I’m noticing more paradoxes than usual lately. These include living in the intersections of stress and innovation; attention that’s given to global and hyper-local views; caring for others and oneself; leaders who are taking care of what’s directly in front of them and reconfiguring longer-term plans; and entrepreneurs who are pivoting their offerings while keeping the soul of their business intact.
One of the truest parts to our humanity is that we’re paradoxical.
We have the unique ability to hold multiple, simultaneous, seemingly absurd, sometimes contradicting truths together. And, from this place, we discover new truths.
It’s thinking that goes beyond binary either/or, this/that, us/them thinking. Part of our unique gifts is our ability to straddle the tension of yes/and.
Some human paradoxes:
- We value progress, yet progress requires change and we tend not to like change—especially when it’s forced on us.
- We need constraints to unearth productive creativity, but we rebel against those same constraints.
- We expect reason and logic to impact the decisions of others, yet we know that our own decisions are emotional.
It’s worth a reminder that we are built for hard things like holding and living in paradoxes. Some paradox examples in our work might include:
- A business leader that’s both afraid and courageous in the face of the fearful unknowns in their future.
- A team of “over-achievers” who also remain open and vulnerable to chance-taking and growth.
- A new product that’s both quickly created and valuable; or unique to your brand and differentiated.
So, how do you work with a paradox?
Envision for a moment you’re holding a strategy meeting with a wide variety of data, concepts, and solutions aimed at a singular challenge. Multiple truths and realities (data, perspectives, and feedback) are being presented. Call your attention, then, to the center of these realities. And, ask yourself, based on all these truths is there a new truth that emerges? A both/and perspective that emerges? A new view, a new approach, a new way forward that the data alone can’t show you?

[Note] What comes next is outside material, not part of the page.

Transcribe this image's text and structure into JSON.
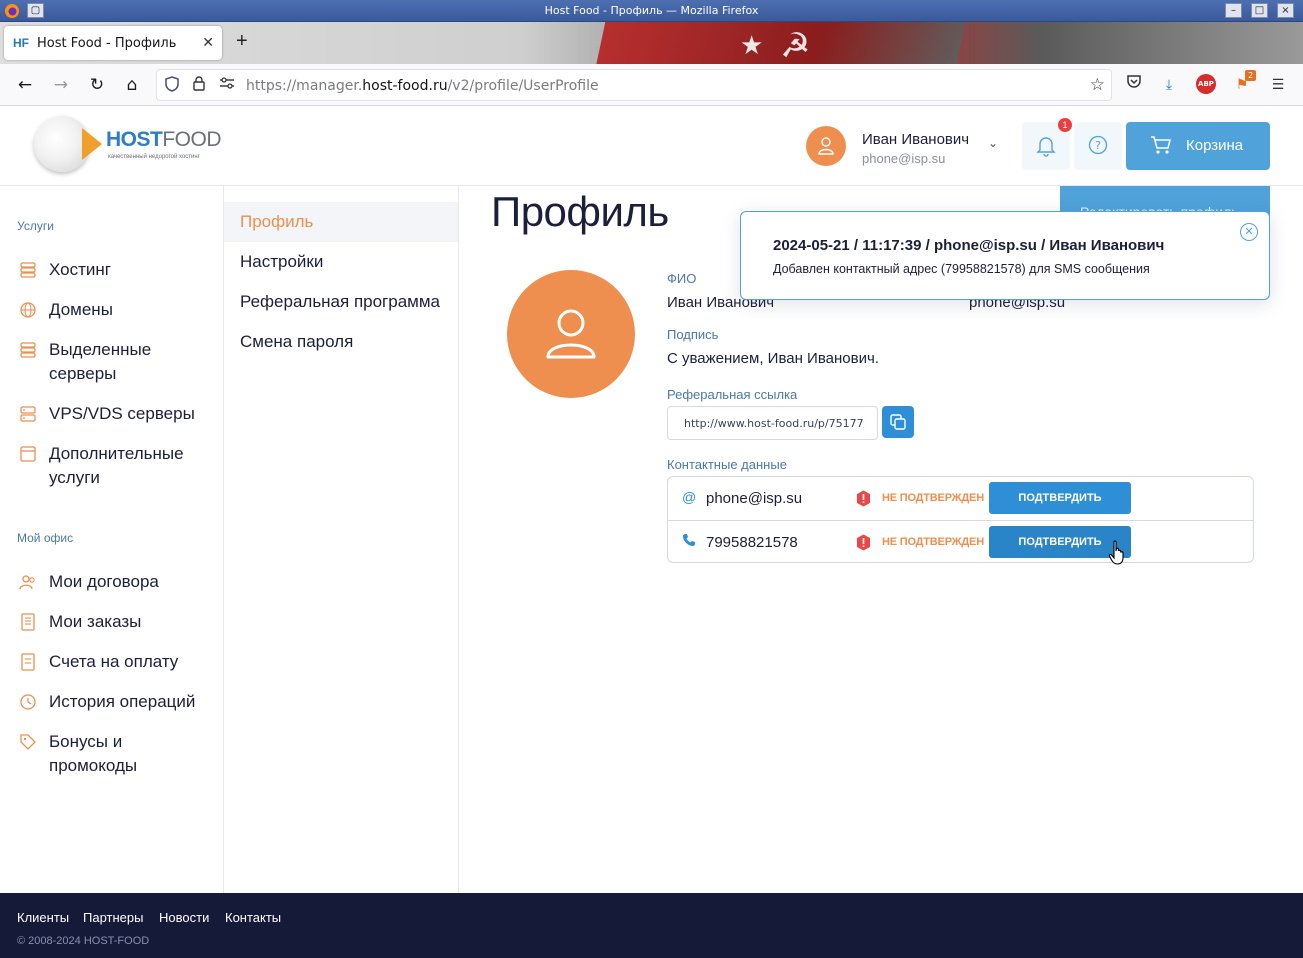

Only by standing in the center of the paradox can you evolve to a new way of thinking and being.
Think of the New Deal instigated by FDR (banking, fiscal, securities reform, along with plans to repeal prohibition—all framed in the first 100 days of office). Think of the iPhone. Think of how Airbnb, Lyft, Uber, Tesla, Google, Zappos, and Nike came to be.
Now, think of the new reality that we’ll create coming out of this crisis.
By standing in the center of the paradox and choosing to do anew, an evolution will incur. This is where you evolve.
Maybe next to necessity, paradox is the sibling to invention. Your reinvention is being called forward now.
Evolution doesn’t ask that you stop being yourself. It invites you to find your way back to the more true version of you or your business. Moving forward often looks like peeling off the stuff that weighs you down and doesn’t matter, to get to the things that do.
Your evolution asks you to both be true to yourself and serve the new needs of the world now.
I promise you, it’s worth all the hard work. You are purpose-built for the challenge. The world needs you and your business more than ever.
Put yourself in the calm center of the dizzying chaos that surrounds and embrace the yes/and possibilities of your work, your business, your culture, your brand.
Steve can help you create an integrated belief-driven business that can reach and align with more of the right people —employees, customers, donors and investors—in a sustainable and meaningful way.